990. Why does the tower of Pisa lean? — CM, Edison, NJ
The tower was built long ago on unstable ground that was unsuitable for supporting such a tall and heavy masonry structure. For an object to remain upright indefinitely, its center of gravity must lie above its base of support and that base of support must be firm at all its edges. The tower's base of support had at least one edge that wasn't firm and that began to sink downward under the weight of the tower. Once this edge sunk a small distance, the tower's center of gravity shifted sideways so that it was above that weak portion of the base of support. This shift in the tower's center of gravity put even more stress on the weak part of the ground and caused additional sinking, additional tipping, and even more shifting of the tower's center of gravity.
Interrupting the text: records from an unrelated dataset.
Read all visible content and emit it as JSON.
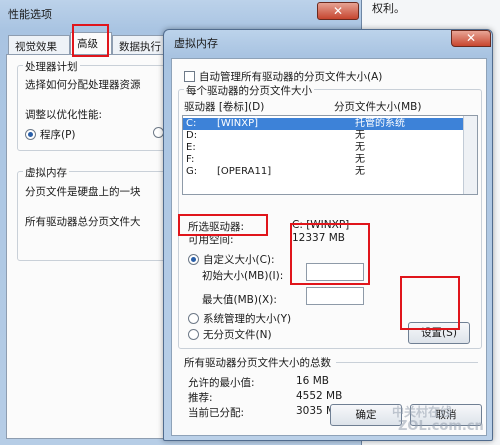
{
  "back_window": {
    "title": "性能选项",
    "close_glyph": "✕",
    "tabs": [
      "视觉效果",
      "高级",
      "数据执行"
    ],
    "processor_group": {
      "label": "处理器计划",
      "desc": "选择如何分配处理器资源",
      "optimize_label": "调整以优化性能:",
      "option_programs": "程序(P)"
    },
    "vm_group": {
      "label": "虚拟内存",
      "line1": "分页文件是硬盘上的一块",
      "line2": "所有驱动器总分页文件大"
    }
  },
  "right_background": {
    "text": "权利。"
  },
  "dialog": {
    "title": "虚拟内存",
    "close_glyph": "✕",
    "auto_manage_label": "自动管理所有驱动器的分页文件大小(A)",
    "per_drive_label": "每个驱动器的分页文件大小",
    "columns": {
      "drive": "驱动器 [卷标](D)",
      "size": "分页文件大小(MB)"
    },
    "drives": [
      {
        "drive": "C:",
        "label": "[WINXP]",
        "size": "托管的系统",
        "selected": true
      },
      {
        "drive": "D:",
        "label": "",
        "size": "无",
        "selected": false
      },
      {
        "drive": "E:",
        "label": "",
        "size": "无",
        "selected": false
      },
      {
        "drive": "F:",
        "label": "",
        "size": "无",
        "selected": false
      },
      {
        "drive": "G:",
        "label": "[OPERA11]",
        "size": "无",
        "selected": false
      }
    ],
    "selected_drive_label": "所选驱动器:",
    "selected_drive_value": "C:  [WINXP]",
    "free_space_label": "可用空间:",
    "free_space_value": "12337 MB",
    "custom_size_label": "自定义大小(C):",
    "initial_size_label": "初始大小(MB)(I):",
    "initial_size_value": "",
    "max_size_label": "最大值(MB)(X):",
    "max_size_value": "",
    "system_managed_label": "系统管理的大小(Y)",
    "no_paging_label": "无分页文件(N)",
    "set_button": "设置(S)",
    "total_group_label": "所有驱动器分页文件大小的总数",
    "min_allowed_label": "允许的最小值:",
    "min_allowed_value": "16 MB",
    "recommended_label": "推荐:",
    "recommended_value": "4552 MB",
    "current_label": "当前已分配:",
    "current_value": "3035 MB",
    "ok_button": "确定",
    "cancel_button": "取消"
  },
  "watermark": {
    "line1": "中关村在线",
    "line2": "ZOL.com.cn"
  },
  "colors": {
    "highlight": "#e0151b",
    "selection": "#3d82d8"
  }
}
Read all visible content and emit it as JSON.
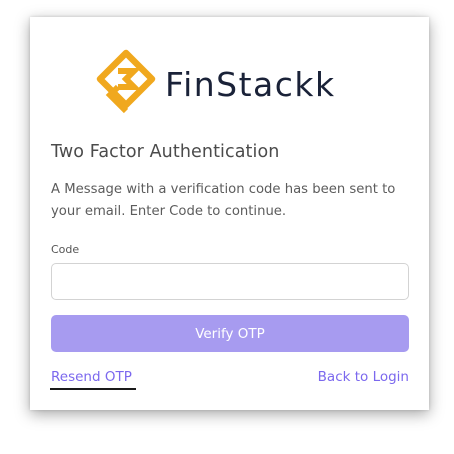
{
  "brand": {
    "name": "FinStackk",
    "logo_icon": "finstackk-logo-icon",
    "logo_color": "#f0a81e"
  },
  "auth": {
    "title": "Two Factor Authentication",
    "description": "A Message with a verification code has been sent to your email. Enter Code to continue.",
    "code_label": "Code",
    "code_value": "",
    "code_placeholder": "",
    "verify_button": "Verify OTP",
    "resend_link": "Resend OTP",
    "back_link": "Back to Login"
  },
  "colors": {
    "accent": "#7b68ee",
    "button": "#a79bf0",
    "brand_text": "#1a2238"
  }
}
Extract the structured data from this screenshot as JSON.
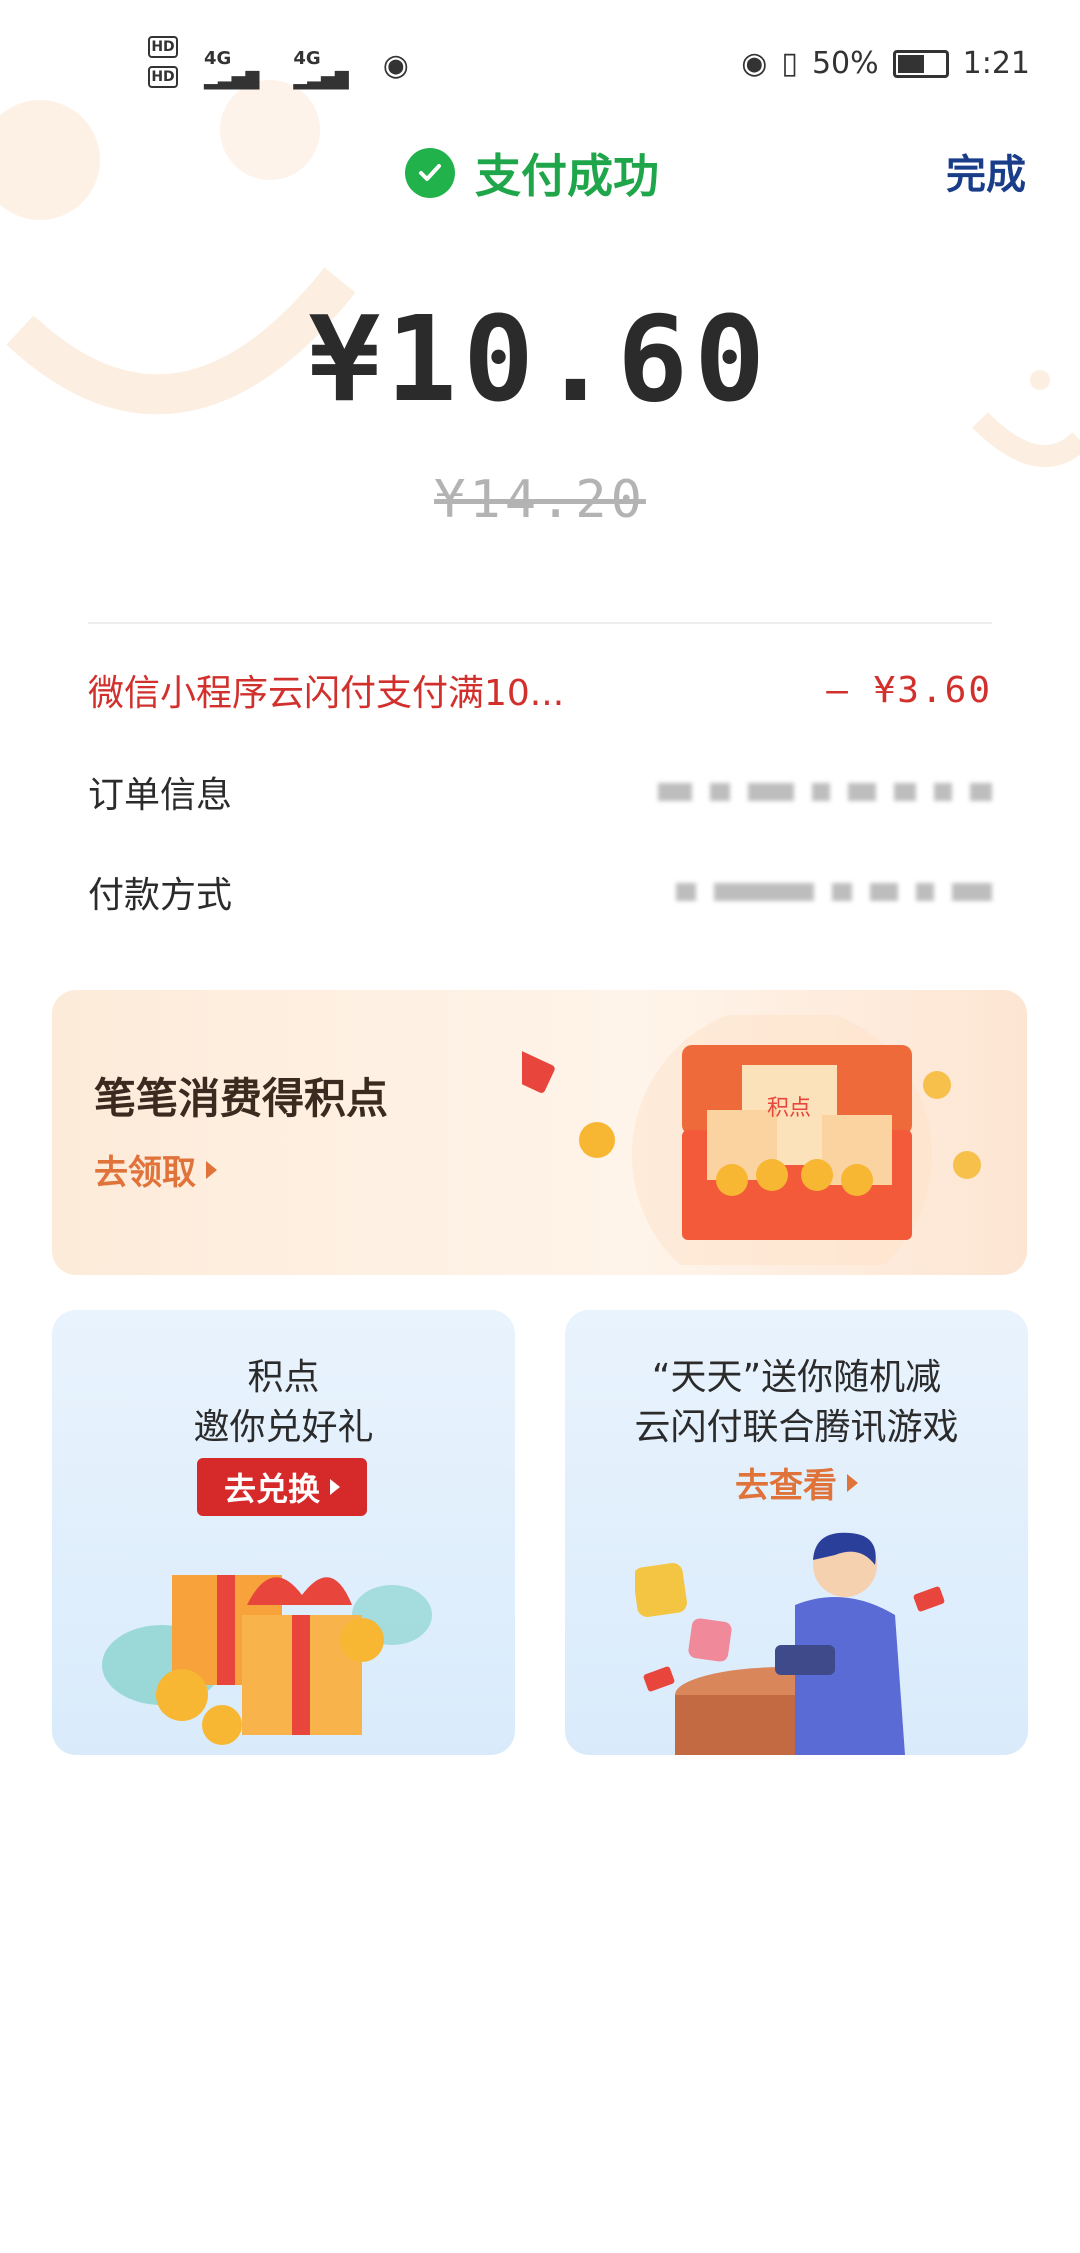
{
  "status_bar": {
    "hd1": "HD",
    "hd2": "HD",
    "net1": "4G",
    "net2": "4G",
    "battery": "50%",
    "time": "1:21"
  },
  "header": {
    "title": "支付成功",
    "done": "完成"
  },
  "payment": {
    "amount": "¥10.60",
    "original_amount": "¥14.20"
  },
  "details": {
    "discount_label": "微信小程序云闪付支付满10...",
    "discount_value": "– ¥3.60",
    "order_label": "订单信息",
    "method_label": "付款方式"
  },
  "banner": {
    "title": "笔笔消费得积点",
    "link": "去领取",
    "box_label": "积点"
  },
  "card_left": {
    "line1": "积点",
    "line2": "邀你兑好礼",
    "button": "去兑换"
  },
  "card_right": {
    "line1": "“天天”送你随机减",
    "line2": "云闪付联合腾讯游戏",
    "link": "去查看"
  },
  "colors": {
    "success_green": "#22b24c",
    "discount_red": "#d1302c",
    "accent_orange": "#e0733a",
    "done_blue": "#1a3d8a"
  }
}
This process might have toppled the tower over by now were it not for recent efforts to stop the tipping. The base of the tower has been reinforced to prevent further tipping.